*PROBLEM DESCRIPTION:*
Only lines holding "label" are wanted; copy each of them from the records below.

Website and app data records
↓↓↓

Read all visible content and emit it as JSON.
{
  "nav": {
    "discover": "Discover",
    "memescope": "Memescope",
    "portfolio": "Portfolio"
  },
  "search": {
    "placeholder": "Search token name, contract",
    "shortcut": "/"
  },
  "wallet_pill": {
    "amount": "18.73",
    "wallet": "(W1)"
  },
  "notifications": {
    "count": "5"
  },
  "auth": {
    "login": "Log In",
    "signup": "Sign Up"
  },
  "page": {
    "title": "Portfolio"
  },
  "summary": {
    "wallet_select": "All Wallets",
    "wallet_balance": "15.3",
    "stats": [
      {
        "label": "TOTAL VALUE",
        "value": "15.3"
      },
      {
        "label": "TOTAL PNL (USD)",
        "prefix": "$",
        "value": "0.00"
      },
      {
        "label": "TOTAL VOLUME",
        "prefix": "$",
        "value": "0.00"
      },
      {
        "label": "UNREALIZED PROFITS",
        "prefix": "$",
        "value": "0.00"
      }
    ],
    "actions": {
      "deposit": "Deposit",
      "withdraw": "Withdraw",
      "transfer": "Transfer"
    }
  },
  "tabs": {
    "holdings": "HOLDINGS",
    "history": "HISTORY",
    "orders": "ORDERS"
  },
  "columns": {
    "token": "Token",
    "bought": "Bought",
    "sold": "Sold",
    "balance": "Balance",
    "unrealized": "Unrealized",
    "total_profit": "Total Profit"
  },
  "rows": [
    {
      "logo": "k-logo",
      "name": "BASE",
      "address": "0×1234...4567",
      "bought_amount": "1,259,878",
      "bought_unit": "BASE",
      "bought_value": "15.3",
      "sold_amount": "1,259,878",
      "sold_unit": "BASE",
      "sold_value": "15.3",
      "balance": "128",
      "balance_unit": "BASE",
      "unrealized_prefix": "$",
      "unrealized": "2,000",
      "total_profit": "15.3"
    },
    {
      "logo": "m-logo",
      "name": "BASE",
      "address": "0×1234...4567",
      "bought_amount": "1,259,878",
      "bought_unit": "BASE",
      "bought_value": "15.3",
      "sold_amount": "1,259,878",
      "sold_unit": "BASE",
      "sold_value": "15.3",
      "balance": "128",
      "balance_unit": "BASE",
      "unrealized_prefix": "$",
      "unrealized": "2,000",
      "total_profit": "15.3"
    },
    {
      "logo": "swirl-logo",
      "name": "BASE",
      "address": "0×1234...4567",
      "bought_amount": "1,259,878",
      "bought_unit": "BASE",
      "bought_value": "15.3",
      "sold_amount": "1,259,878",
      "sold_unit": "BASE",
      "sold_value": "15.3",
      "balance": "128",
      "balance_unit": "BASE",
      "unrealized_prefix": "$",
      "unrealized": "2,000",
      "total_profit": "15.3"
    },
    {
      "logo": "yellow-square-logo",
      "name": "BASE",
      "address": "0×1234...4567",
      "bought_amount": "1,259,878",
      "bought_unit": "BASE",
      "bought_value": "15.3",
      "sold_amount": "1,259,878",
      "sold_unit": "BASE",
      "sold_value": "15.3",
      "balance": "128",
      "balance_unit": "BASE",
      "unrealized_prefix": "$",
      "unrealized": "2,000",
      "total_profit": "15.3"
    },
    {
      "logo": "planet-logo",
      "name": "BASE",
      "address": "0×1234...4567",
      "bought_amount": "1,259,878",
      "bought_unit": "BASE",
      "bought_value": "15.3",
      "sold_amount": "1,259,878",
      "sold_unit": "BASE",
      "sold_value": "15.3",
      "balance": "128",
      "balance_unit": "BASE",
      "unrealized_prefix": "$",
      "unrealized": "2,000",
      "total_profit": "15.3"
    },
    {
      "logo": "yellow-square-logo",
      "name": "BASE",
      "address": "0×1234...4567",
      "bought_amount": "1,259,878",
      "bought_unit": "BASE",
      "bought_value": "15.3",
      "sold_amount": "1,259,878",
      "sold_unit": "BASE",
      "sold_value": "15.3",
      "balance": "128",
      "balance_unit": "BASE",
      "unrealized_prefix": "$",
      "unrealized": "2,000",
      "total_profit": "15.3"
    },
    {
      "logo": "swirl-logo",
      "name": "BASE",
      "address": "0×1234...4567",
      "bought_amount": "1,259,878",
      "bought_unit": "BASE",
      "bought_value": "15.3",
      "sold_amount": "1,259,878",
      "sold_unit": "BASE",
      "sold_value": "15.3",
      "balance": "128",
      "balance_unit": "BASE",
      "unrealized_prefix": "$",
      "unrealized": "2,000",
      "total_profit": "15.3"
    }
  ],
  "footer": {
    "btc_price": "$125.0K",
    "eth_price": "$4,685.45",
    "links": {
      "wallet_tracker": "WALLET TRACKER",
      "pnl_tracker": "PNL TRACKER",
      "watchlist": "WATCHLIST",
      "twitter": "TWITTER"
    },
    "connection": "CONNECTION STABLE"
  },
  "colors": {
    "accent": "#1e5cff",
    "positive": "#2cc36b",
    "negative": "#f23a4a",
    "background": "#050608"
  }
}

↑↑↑

*SOLUTION TO THE EXERCISE:*
        "label": "TOTAL VALUE",
        "label": "TOTAL PNL (USD)",
        "label": "TOTAL VOLUME",
        "label": "UNREALIZED PROFITS",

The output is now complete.